“I couldn’t tell you, Mike, that there is a company in the world that does not have a threat of a criminal investigation at some point in time. I mean, every company in the entire world has that. All I can tell you is that we are not aware of any criminal investigation of Goldman Sachs.”
~ Goldman Sachs CFO David Viniar, responding to CLSA analyst Mike Mayo, who really, really, really, really wants to know if there is a threat of a criminal investigation into Goldman Sachs.
“Accounting is the CEO’s “weapon of choice” that transforms the perverse incentive into what economists, regulators, and criminologists agree is a “sure thing” in crises (means).”
~ William K. Black, Associate Professor of Economics and Law at the University of Missouri-Kansas City.
“The answer to that question for both proponents and detractors of the bill is to read it. All of it. Then decide.”
~ Steven M. Davidoff, the Deal Professor, read all 2,300 some-odd pages and just assigned all of you some homework. It’s going become law after all.
“[I]t’s like saving money when they shop is a new kind of game, a way to stick it back to the man.”
~ Pat Conroy, vice chairman and Deloitte’s consumer products practice leader, is proud of all the consumers out there.
“How can any self-respecting attorney still argue – and any lucid judge still believe – that PwC’s global firm is not just a sham legal construct, an artificial vehicle for the strongest member firms to control and potentially exploit their weaker ones, all under the guise of ‘improving quality and seamless delivery to multinational clients…’ ?”
~ Francine McKenna still isn’t buying it.

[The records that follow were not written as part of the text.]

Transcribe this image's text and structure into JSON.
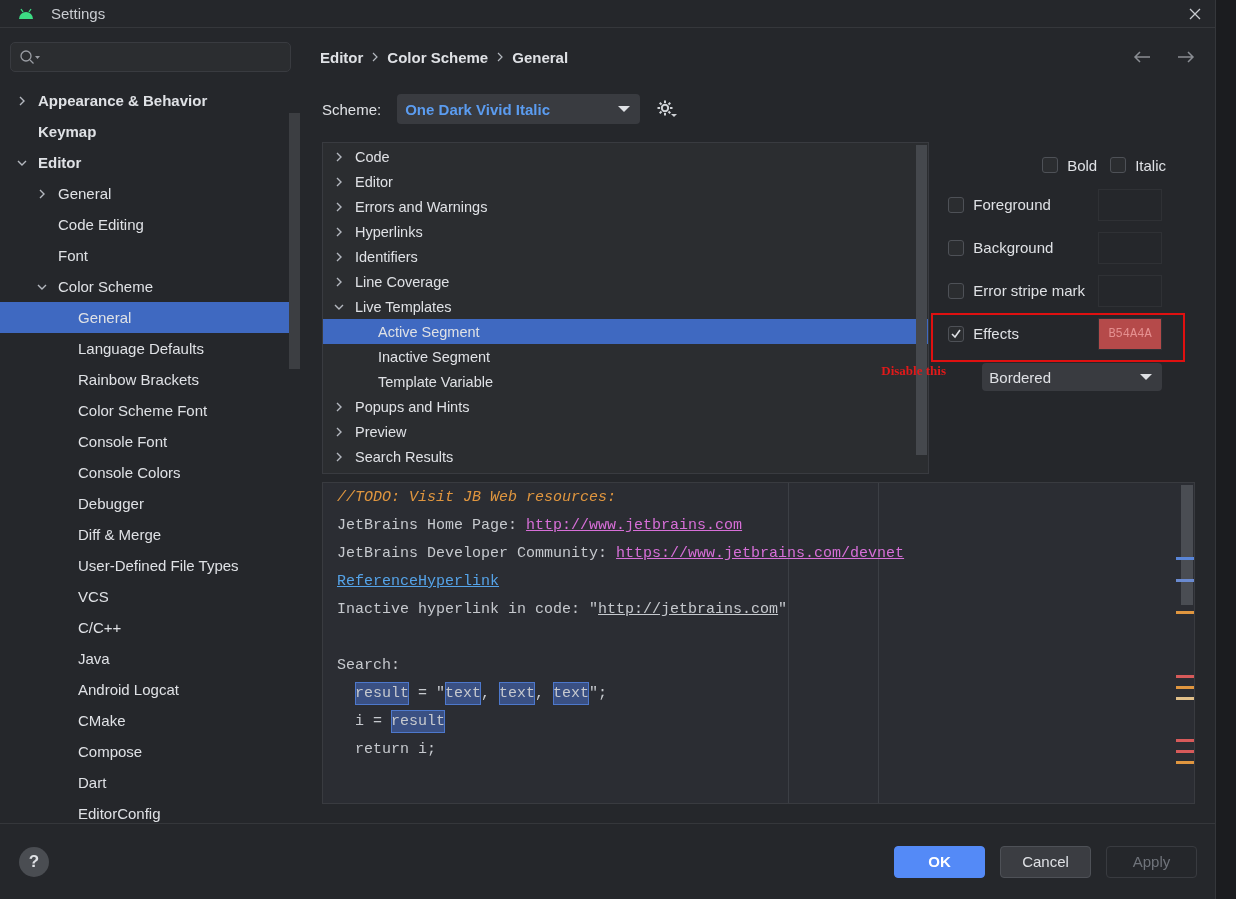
{
  "window": {
    "title": "Settings"
  },
  "sidebar": {
    "items": [
      {
        "label": "Appearance & Behavior",
        "kind": "group",
        "expanded": false,
        "selected": false
      },
      {
        "label": "Keymap",
        "kind": "page",
        "selected": false
      },
      {
        "label": "Editor",
        "kind": "group",
        "expanded": true,
        "selected": false,
        "children": [
          {
            "label": "General",
            "kind": "group",
            "expanded": false,
            "selected": false
          },
          {
            "label": "Code Editing",
            "kind": "page",
            "selected": false
          },
          {
            "label": "Font",
            "kind": "page",
            "selected": false
          },
          {
            "label": "Color Scheme",
            "kind": "group",
            "expanded": true,
            "selected": false,
            "children": [
              {
                "label": "General",
                "kind": "page",
                "selected": true
              },
              {
                "label": "Language Defaults",
                "kind": "page",
                "selected": false
              },
              {
                "label": "Rainbow Brackets",
                "kind": "page",
                "selected": false
              },
              {
                "label": "Color Scheme Font",
                "kind": "page",
                "selected": false
              },
              {
                "label": "Console Font",
                "kind": "page",
                "selected": false
              },
              {
                "label": "Console Colors",
                "kind": "page",
                "selected": false
              },
              {
                "label": "Debugger",
                "kind": "page",
                "selected": false
              },
              {
                "label": "Diff & Merge",
                "kind": "page",
                "selected": false
              },
              {
                "label": "User-Defined File Types",
                "kind": "page",
                "selected": false
              },
              {
                "label": "VCS",
                "kind": "page",
                "selected": false
              },
              {
                "label": "C/C++",
                "kind": "page",
                "selected": false
              },
              {
                "label": "Java",
                "kind": "page",
                "selected": false
              },
              {
                "label": "Android Logcat",
                "kind": "page",
                "selected": false
              },
              {
                "label": "CMake",
                "kind": "page",
                "selected": false
              },
              {
                "label": "Compose",
                "kind": "page",
                "selected": false
              },
              {
                "label": "Dart",
                "kind": "page",
                "selected": false
              },
              {
                "label": "EditorConfig",
                "kind": "page",
                "selected": false
              }
            ]
          }
        ]
      }
    ]
  },
  "breadcrumb": [
    "Editor",
    "Color Scheme",
    "General"
  ],
  "scheme": {
    "label": "Scheme:",
    "value": "One Dark Vivid Italic"
  },
  "scheme_tree": {
    "items": [
      {
        "label": "Code",
        "kind": "group",
        "expanded": false,
        "selected": false
      },
      {
        "label": "Editor",
        "kind": "group",
        "expanded": false,
        "selected": false
      },
      {
        "label": "Errors and Warnings",
        "kind": "group",
        "expanded": false,
        "selected": false
      },
      {
        "label": "Hyperlinks",
        "kind": "group",
        "expanded": false,
        "selected": false
      },
      {
        "label": "Identifiers",
        "kind": "group",
        "expanded": false,
        "selected": false
      },
      {
        "label": "Line Coverage",
        "kind": "group",
        "expanded": false,
        "selected": false
      },
      {
        "label": "Live Templates",
        "kind": "group",
        "expanded": true,
        "selected": false,
        "children": [
          {
            "label": "Active Segment",
            "kind": "page",
            "selected": true
          },
          {
            "label": "Inactive Segment",
            "kind": "page",
            "selected": false
          },
          {
            "label": "Template Variable",
            "kind": "page",
            "selected": false
          }
        ]
      },
      {
        "label": "Popups and Hints",
        "kind": "group",
        "expanded": false,
        "selected": false
      },
      {
        "label": "Preview",
        "kind": "group",
        "expanded": false,
        "selected": false
      },
      {
        "label": "Search Results",
        "kind": "group",
        "expanded": false,
        "selected": false
      }
    ]
  },
  "font_styles": [
    {
      "label": "Bold",
      "checked": false
    },
    {
      "label": "Italic",
      "checked": false
    }
  ],
  "attributes": [
    {
      "label": "Foreground",
      "checked": false,
      "highlighted": false
    },
    {
      "label": "Background",
      "checked": false,
      "highlighted": false
    },
    {
      "label": "Error stripe mark",
      "checked": false,
      "highlighted": false
    },
    {
      "label": "Effects",
      "checked": true,
      "highlighted": true,
      "color": "#b54a4a",
      "value": "B54A4A"
    }
  ],
  "effect_type": {
    "value": "Bordered"
  },
  "annotation": {
    "text": "Disable this"
  },
  "preview": {
    "lines": [
      {
        "kind": "code",
        "segments": [
          {
            "kind": "todo",
            "text": "//TODO: Visit JB Web resources:"
          }
        ]
      },
      {
        "kind": "code",
        "segments": [
          {
            "kind": "plain",
            "text": "JetBrains Home Page: "
          },
          {
            "kind": "link",
            "text": "http://www.jetbrains.com"
          }
        ]
      },
      {
        "kind": "code",
        "segments": [
          {
            "kind": "plain",
            "text": "JetBrains Developer Community: "
          },
          {
            "kind": "link",
            "text": "https://www.jetbrains.com/devnet"
          }
        ]
      },
      {
        "kind": "code",
        "segments": [
          {
            "kind": "reference",
            "text": "ReferenceHyperlink"
          }
        ]
      },
      {
        "kind": "code",
        "segments": [
          {
            "kind": "plain",
            "text": "Inactive hyperlink in code: \""
          },
          {
            "kind": "inactive_link",
            "text": "http://jetbrains.com"
          },
          {
            "kind": "plain",
            "text": "\""
          }
        ]
      },
      {
        "kind": "blank"
      },
      {
        "kind": "code",
        "segments": [
          {
            "kind": "plain",
            "text": "Search:"
          }
        ]
      },
      {
        "kind": "indented",
        "segments": [
          {
            "kind": "match",
            "text": "result"
          },
          {
            "kind": "plain",
            "text": " = \""
          },
          {
            "kind": "match",
            "text": "text"
          },
          {
            "kind": "plain",
            "text": ", "
          },
          {
            "kind": "match",
            "text": "text"
          },
          {
            "kind": "plain",
            "text": ", "
          },
          {
            "kind": "match",
            "text": "text"
          },
          {
            "kind": "plain",
            "text": "\";"
          }
        ]
      },
      {
        "kind": "indented",
        "segments": [
          {
            "kind": "plain",
            "text": "i = "
          },
          {
            "kind": "match",
            "text": "result"
          }
        ]
      },
      {
        "kind": "indented",
        "segments": [
          {
            "kind": "plain",
            "text": "return i;"
          }
        ]
      }
    ]
  },
  "help_button": {
    "label": "?"
  },
  "buttons": [
    {
      "label": "OK",
      "kind": "primary",
      "disabled": false
    },
    {
      "label": "Cancel",
      "kind": "secondary",
      "disabled": false
    },
    {
      "label": "Apply",
      "kind": "secondary",
      "disabled": true
    }
  ]
}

“The audit committee is essentially its organization’s financial conscience. The responsibilities have grown demonstrably, and committee members need appropriate guidance to carry out their essential charge. That’s the AICPA’s goal for its first audit committee forum.”
~ Carol Scott, AICPA vice president for business, industry and government thinks it’s about time we got down to business.